**Exercise material**
● ● ● ●
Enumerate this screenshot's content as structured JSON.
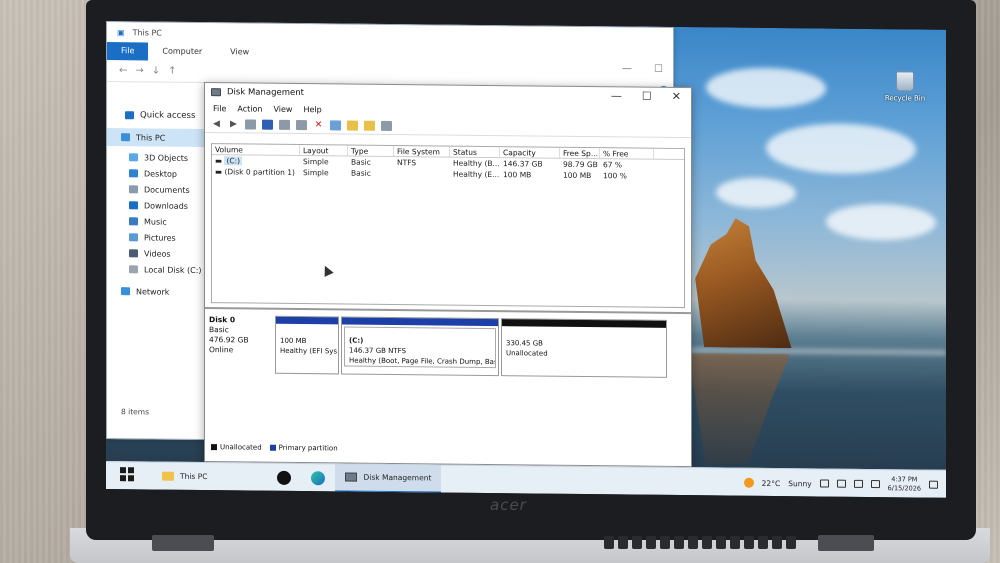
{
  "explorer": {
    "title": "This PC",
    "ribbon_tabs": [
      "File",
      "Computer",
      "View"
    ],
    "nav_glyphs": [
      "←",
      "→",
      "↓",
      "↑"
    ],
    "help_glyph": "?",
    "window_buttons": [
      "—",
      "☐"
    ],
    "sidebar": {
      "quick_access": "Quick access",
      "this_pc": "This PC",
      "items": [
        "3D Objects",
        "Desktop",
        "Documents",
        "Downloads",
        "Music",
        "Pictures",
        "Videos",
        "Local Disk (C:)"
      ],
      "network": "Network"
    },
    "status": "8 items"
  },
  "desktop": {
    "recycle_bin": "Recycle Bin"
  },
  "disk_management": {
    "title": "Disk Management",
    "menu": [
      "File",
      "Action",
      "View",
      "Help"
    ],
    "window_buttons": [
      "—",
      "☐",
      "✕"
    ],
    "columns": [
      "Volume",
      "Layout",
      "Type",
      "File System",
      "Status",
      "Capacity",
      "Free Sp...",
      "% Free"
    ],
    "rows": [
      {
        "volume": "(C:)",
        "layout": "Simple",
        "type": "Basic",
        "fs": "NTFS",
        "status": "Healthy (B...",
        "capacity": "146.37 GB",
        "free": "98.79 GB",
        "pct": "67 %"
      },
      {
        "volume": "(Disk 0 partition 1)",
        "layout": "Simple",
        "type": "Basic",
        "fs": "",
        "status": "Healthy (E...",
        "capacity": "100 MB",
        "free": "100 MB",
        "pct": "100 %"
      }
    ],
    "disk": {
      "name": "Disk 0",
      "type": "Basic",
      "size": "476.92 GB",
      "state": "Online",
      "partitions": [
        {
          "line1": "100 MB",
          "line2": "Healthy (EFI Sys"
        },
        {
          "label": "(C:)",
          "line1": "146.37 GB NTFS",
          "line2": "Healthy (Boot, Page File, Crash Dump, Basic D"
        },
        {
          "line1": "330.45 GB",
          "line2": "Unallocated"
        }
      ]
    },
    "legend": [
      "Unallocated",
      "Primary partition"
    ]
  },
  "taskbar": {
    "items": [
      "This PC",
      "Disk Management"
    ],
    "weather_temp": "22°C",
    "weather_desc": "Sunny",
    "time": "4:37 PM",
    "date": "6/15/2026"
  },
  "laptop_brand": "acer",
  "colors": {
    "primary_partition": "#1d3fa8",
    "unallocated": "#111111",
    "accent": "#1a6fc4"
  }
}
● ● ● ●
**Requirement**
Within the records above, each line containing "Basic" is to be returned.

**Result for this task**
        "type": "Basic",
        "type": "Basic",
      "type": "Basic",
          "line2": "Healthy (Boot, Page File, Crash Dump, Basic D"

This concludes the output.